By Amanda Wicks
Led Zeppelin’s song publisher Warner/Chappell will enact a recently written Supreme Court decision about copyright cases to earn back the money they spent defending “Stairway to Heaven” in court.
According to a June 16th opinion from the Supreme Court, winners in copyright cases can request the losing party pay attorney’s fees and other costs incurred if the case is deemed “frivolousness,” or if there are other factors, such as “motivation, objective unreasonableness, and the need in particular circumstances to advance considerations of compensation and deterrence” that would have kept things out of court in the first place (via The Hollywood Reporter).

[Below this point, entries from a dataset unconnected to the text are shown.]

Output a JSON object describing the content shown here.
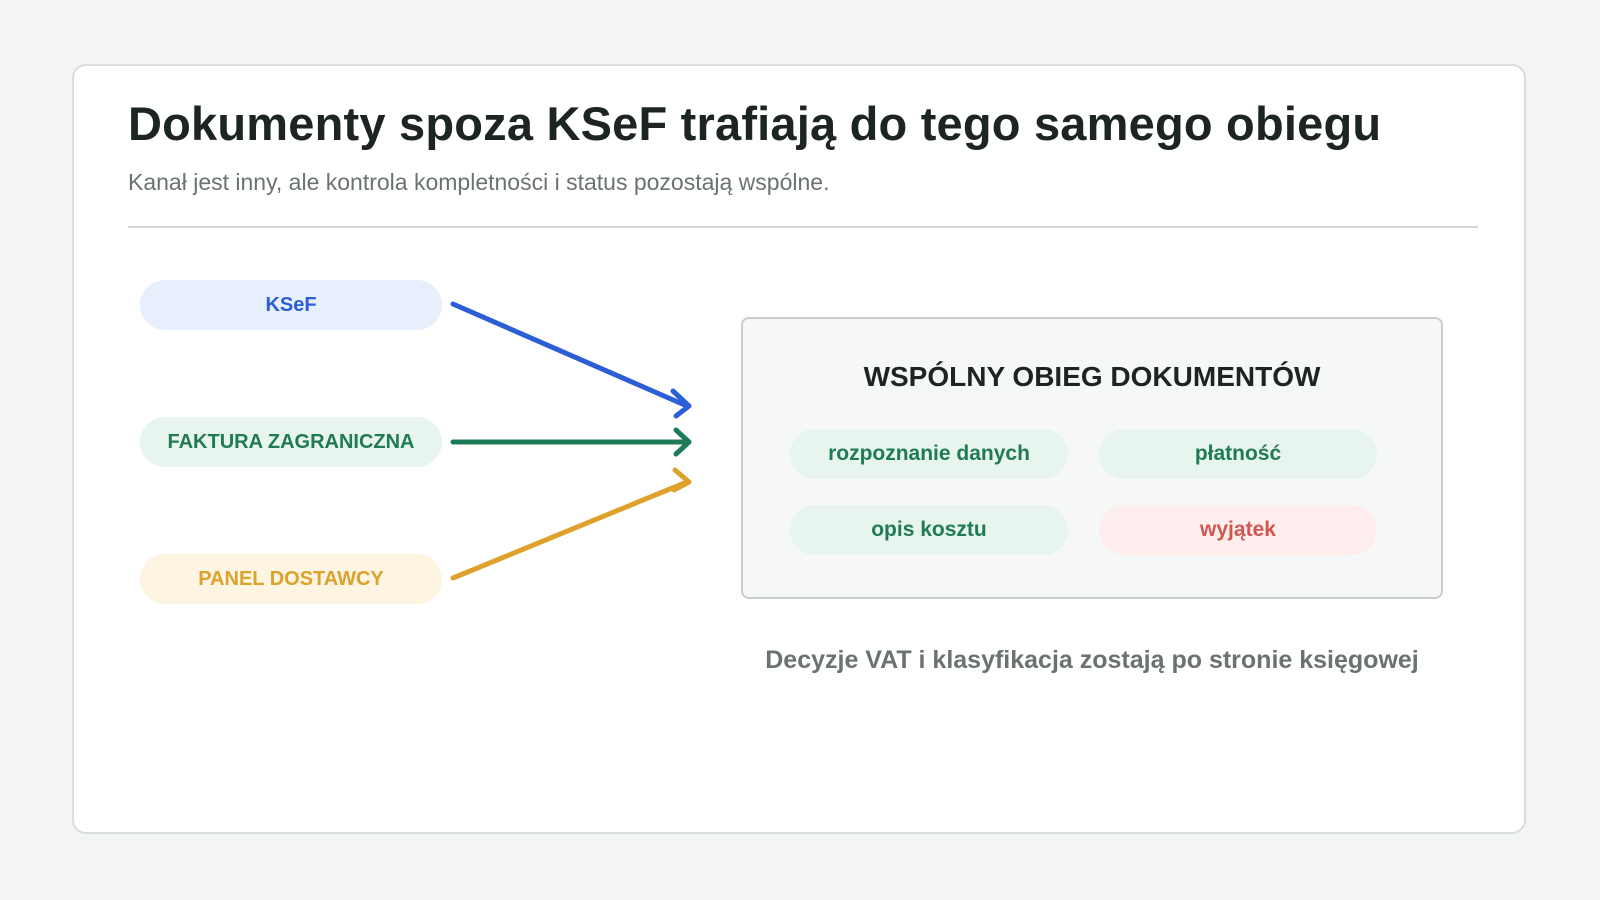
{
  "header": {
    "title": "Dokumenty spoza KSeF trafiają do tego samego obiegu",
    "subtitle": "Kanał jest inny, ale kontrola kompletności i status pozostają wspólne."
  },
  "sources": [
    {
      "label": "KSeF",
      "text_color": "#2c5fd6",
      "bg_color": "#e8effc",
      "arrow_color": "#2c5fd6"
    },
    {
      "label": "FAKTURA ZAGRANICZNA",
      "text_color": "#1f7a57",
      "bg_color": "#e8f4ee",
      "arrow_color": "#1f7a57"
    },
    {
      "label": "PANEL DOSTAWCY",
      "text_color": "#dba22c",
      "bg_color": "#fdf4e2",
      "arrow_color": "#dea22c"
    }
  ],
  "hub": {
    "title": "WSPÓLNY OBIEG DOKUMENTÓW",
    "steps": [
      {
        "label": "rozpoznanie danych",
        "text_color": "#1f7a57",
        "bg_color": "#e8f4ee"
      },
      {
        "label": "płatność",
        "text_color": "#1f7a57",
        "bg_color": "#e8f4ee"
      },
      {
        "label": "opis kosztu",
        "text_color": "#1f7a57",
        "bg_color": "#e8f4ee"
      },
      {
        "label": "wyjątek",
        "text_color": "#d0564f",
        "bg_color": "#fdeeed"
      }
    ]
  },
  "footnote": "Decyzje VAT i klasyfikacja zostają po stronie księgowej"
}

The publishing company will seek close to $800,000 in compensation from Michael Skidmore, the Trustee of Spirit songwriter Randy Wolfe’s estate, and the man who brought the case against Led Zeppelin and Warner/Chappell in 2014. They are seeking $613,471 in attorney’s fees along with other costs like expert witnesses.
Warner/Chappell claims in a memorandum seeking recompense, that they successfully defended their case against “nearly half-century-old claims that neither Randy Wolfe nor the owner of the allegedly-infringed copyright ever bothered to assert because any similarity between Taurus and Stairway to Heaven results from the use of a centuries-old, public domain descending chromatic line.” There are other issues at stake, including Skidmore’s shady lawyer and the way the original lawsuit was filed.
All parties will return to court on August 8th to determine whether Skidmore will pay.